A classic trait of the most feted Blades sides over the past generation has been their collective ability not to be fazed by teams or individuals with lofty reputations – and Wilder’s troops are very much of that ilk.
You sense that two of his successful predecessors in Neil Warnock and Dave Bassett, who inately understood the successful ingredients that every Blades player requires and what the club’s fanbase demands, would be nodding their heads in sage approval.
Tests against lavishly assembled sides and well-known names may await against the likes of Aston Villa, Derby County and Middlesbrough, but while the Blades’ squad has been put together for rather less cost, they certainly will not be feeling inferior in any way. Why should they?
Not after their unrelenting exploits last term when they showed no let-up in steamrollering their way to League One promotion and silverware and joining that exclusive bracket of clubs to record a century of points in a season after winning their final seven league games of an unforgettable 2016-17.
It is something only highly-motivated, special groups of footballers achieve. With an unbeaten run stretching back to January 24, Wilder’s troops are clearly in no mood to throw it away either.
Basham said: “I think it is a massive thing in terms of how well we did last season in winning all those games. We want to continue this winning run.
“People have seen me down before and now I am on a high and it is a great feeling. Having a confident group is massive and you feel that going through everybody.
“The pre-season has gone well and there will be teams worrying about us with the way we have not lost a game for so long, which is great. Teams are going to be very wary of us as we are so confident at the moment.
“We had a promotion with 100 points and the lads who come in are buzzing to be here and want to do really well. You want teams to worry about us more than we worry about them.”
An old-school mix exists in the Blades’ dressing room, where Geordie, Scouse, Brummie and Yorkshire accents can be heard, along with the odd Scottish and Irish brogue here and there.
It is most definitely egalitarian, with the new close-season signings, most of whom have all earned their spurs in the lower divisions like the ones already here, quickly made to feel at home.
Basham, who joined the Blades in June, 2014, continued: “Everyone who comes in is really happy to come on board with the team.
“They cannot come in with a better and more honest set of lads who work for each other as well as work for themselves to prove that they want to be in this team.
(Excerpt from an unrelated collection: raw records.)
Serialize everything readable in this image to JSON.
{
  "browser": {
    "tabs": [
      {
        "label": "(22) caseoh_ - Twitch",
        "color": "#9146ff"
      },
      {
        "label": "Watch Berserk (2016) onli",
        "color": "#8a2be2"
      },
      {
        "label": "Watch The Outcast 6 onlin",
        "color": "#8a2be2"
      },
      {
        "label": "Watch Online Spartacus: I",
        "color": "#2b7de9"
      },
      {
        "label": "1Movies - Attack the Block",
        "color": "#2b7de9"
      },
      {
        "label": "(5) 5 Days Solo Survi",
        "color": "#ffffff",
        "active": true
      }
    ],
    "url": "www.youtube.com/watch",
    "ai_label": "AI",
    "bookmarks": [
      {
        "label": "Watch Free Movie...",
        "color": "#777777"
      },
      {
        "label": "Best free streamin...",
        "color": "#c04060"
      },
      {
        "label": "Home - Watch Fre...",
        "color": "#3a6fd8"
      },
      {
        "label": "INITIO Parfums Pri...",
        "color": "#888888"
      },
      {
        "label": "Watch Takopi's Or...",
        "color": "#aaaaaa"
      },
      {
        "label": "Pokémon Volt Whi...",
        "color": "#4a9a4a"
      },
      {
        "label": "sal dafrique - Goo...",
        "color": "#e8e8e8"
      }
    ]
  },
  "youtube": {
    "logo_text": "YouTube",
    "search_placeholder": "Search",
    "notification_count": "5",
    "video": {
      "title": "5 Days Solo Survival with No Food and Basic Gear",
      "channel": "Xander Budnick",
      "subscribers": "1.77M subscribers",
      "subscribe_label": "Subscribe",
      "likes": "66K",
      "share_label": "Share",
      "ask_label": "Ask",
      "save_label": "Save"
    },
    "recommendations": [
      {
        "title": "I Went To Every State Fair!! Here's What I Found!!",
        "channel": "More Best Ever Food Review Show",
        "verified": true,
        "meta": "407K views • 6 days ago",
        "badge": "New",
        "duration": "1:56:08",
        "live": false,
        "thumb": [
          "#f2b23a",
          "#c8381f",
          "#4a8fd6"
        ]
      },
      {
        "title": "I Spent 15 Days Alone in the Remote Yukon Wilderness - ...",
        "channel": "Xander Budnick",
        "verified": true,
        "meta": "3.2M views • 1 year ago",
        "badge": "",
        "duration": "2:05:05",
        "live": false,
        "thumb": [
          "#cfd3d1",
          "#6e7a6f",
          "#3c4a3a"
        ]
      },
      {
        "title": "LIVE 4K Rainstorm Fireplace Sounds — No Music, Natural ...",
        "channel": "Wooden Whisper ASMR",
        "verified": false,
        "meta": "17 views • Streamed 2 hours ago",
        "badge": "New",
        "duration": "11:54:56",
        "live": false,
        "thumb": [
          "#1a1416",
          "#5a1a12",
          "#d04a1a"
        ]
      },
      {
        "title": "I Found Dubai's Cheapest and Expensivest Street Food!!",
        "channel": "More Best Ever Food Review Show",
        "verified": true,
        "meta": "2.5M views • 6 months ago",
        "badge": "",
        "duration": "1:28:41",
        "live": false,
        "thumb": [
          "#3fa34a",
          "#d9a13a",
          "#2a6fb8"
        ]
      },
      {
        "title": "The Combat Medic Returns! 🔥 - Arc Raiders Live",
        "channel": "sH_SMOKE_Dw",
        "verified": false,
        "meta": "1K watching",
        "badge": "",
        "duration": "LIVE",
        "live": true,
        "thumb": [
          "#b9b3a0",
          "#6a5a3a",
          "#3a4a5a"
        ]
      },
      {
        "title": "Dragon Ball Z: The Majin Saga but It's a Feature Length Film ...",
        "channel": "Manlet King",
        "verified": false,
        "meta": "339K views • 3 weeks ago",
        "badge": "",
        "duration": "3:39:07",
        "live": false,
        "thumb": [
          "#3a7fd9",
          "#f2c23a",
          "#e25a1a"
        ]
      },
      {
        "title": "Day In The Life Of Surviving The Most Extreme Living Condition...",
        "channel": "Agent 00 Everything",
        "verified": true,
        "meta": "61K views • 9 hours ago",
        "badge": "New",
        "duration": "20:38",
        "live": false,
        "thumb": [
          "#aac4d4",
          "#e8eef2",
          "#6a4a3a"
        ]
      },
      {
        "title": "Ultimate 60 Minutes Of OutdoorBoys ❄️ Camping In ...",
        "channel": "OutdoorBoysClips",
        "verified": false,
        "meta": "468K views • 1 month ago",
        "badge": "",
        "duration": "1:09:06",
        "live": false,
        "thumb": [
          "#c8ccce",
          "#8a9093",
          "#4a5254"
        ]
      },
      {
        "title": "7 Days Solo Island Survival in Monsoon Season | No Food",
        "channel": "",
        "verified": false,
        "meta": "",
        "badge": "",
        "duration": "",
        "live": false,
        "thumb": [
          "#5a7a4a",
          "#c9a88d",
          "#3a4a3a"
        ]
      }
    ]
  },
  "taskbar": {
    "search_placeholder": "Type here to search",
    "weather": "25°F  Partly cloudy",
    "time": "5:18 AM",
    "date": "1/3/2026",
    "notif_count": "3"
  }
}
“That’s what the gaffer looks for – lads who are honest and willing to do the dirty work as well as express themselves.
“Like the skipper (Billy Sharp) says, he opens his arms to everyone who the gaffer brings in. I think that has been the stance since he came in.
“I have been in dressing rooms where you join a club and know you don’t get spoken to for two or three weeks and you are coming away and cannot wait to get back to your family.
“Whereas this group are quite family-orientated and everyone is together and the gaffer puts on good things for the boys to settle themselves in.”